--- Exercise instructions ---
Could you retype every line of the data underneath without altering anything?

(Excerpts from an interface dataset)

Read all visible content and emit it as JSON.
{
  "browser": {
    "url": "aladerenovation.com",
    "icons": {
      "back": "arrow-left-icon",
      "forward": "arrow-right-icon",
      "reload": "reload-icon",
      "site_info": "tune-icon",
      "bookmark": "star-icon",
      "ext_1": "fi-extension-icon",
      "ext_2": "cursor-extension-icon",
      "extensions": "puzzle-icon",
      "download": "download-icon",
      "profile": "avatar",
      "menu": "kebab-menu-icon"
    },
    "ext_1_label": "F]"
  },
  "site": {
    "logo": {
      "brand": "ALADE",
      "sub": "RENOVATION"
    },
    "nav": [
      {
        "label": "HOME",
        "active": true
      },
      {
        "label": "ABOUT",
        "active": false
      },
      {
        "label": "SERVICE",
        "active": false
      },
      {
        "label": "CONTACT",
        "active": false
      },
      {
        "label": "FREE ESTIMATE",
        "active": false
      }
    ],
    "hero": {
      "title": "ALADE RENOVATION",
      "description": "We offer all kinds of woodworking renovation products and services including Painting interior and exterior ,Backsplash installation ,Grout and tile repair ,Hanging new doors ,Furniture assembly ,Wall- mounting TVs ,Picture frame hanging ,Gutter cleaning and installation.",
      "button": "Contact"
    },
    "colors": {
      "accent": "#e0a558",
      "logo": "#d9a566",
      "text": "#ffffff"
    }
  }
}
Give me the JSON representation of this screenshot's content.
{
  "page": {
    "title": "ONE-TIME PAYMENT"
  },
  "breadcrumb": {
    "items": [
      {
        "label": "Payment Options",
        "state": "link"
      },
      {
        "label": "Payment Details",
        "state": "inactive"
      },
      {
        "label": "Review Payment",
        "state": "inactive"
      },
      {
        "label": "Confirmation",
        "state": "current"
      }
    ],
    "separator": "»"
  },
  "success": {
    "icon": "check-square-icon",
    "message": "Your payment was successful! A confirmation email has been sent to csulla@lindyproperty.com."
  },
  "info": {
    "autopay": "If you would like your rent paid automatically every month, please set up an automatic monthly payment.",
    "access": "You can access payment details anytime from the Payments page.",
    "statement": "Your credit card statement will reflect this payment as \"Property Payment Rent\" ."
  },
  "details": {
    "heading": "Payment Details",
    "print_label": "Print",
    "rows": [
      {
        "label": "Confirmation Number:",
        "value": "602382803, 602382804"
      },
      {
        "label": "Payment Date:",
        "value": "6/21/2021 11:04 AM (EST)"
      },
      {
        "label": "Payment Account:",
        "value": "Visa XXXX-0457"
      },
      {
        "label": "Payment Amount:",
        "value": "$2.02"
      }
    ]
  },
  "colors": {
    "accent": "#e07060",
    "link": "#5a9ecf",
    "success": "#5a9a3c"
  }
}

--- Written reply ---
Read all visible content and emit it as JSON.
{
  "browser": {
    "url": "aladerenovation.com",
    "icons": {
      "back": "arrow-left-icon",
      "forward": "arrow-right-icon",
      "reload": "reload-icon",
      "site_info": "tune-icon",
      "bookmark": "star-icon",
      "ext_1": "fi-extension-icon",
      "ext_2": "cursor-extension-icon",
      "extensions": "puzzle-icon",
      "download": "download-icon",
      "profile": "avatar",
      "menu": "kebab-menu-icon"
    },
    "ext_1_label": "F]"
  },
  "site": {
    "logo": {
      "brand": "ALADE",
      "sub": "RENOVATION"
    },
    "nav": [
      {
        "label": "HOME",
        "active": true
      },
      {
        "label": "ABOUT",
        "active": false
      },
      {
        "label": "SERVICE",
        "active": false
      },
      {
        "label": "CONTACT",
        "active": false
      },
      {
        "label": "FREE ESTIMATE",
        "active": false
      }
    ],
    "hero": {
      "title": "ALADE RENOVATION",
      "description": "We offer all kinds of woodworking renovation products and services including Painting interior and exterior ,Backsplash installation ,Grout and tile repair ,Hanging new doors ,Furniture assembly ,Wall- mounting TVs ,Picture frame hanging ,Gutter cleaning and installation.",
      "button": "Contact"
    },
    "colors": {
      "accent": "#e0a558",
      "logo": "#d9a566",
      "text": "#ffffff"
    }
  }
}
Give me the JSON representation of this screenshot's content.
{
  "page": {
    "title": "ONE-TIME PAYMENT"
  },
  "breadcrumb": {
    "items": [
      {
        "label": "Payment Options",
        "state": "link"
      },
      {
        "label": "Payment Details",
        "state": "inactive"
      },
      {
        "label": "Review Payment",
        "state": "inactive"
      },
      {
        "label": "Confirmation",
        "state": "current"
      }
    ],
    "separator": "»"
  },
  "success": {
    "icon": "check-square-icon",
    "message": "Your payment was successful! A confirmation email has been sent to csulla@lindyproperty.com."
  },
  "info": {
    "autopay": "If you would like your rent paid automatically every month, please set up an automatic monthly payment.",
    "access": "You can access payment details anytime from the Payments page.",
    "statement": "Your credit card statement will reflect this payment as \"Property Payment Rent\" ."
  },
  "details": {
    "heading": "Payment Details",
    "print_label": "Print",
    "rows": [
      {
        "label": "Confirmation Number:",
        "value": "602382803, 602382804"
      },
      {
        "label": "Payment Date:",
        "value": "6/21/2021 11:04 AM (EST)"
      },
      {
        "label": "Payment Account:",
        "value": "Visa XXXX-0457"
      },
      {
        "label": "Payment Amount:",
        "value": "$2.02"
      }
    ]
  },
  "colors": {
    "accent": "#e07060",
    "link": "#5a9ecf",
    "success": "#5a9a3c"
  }
}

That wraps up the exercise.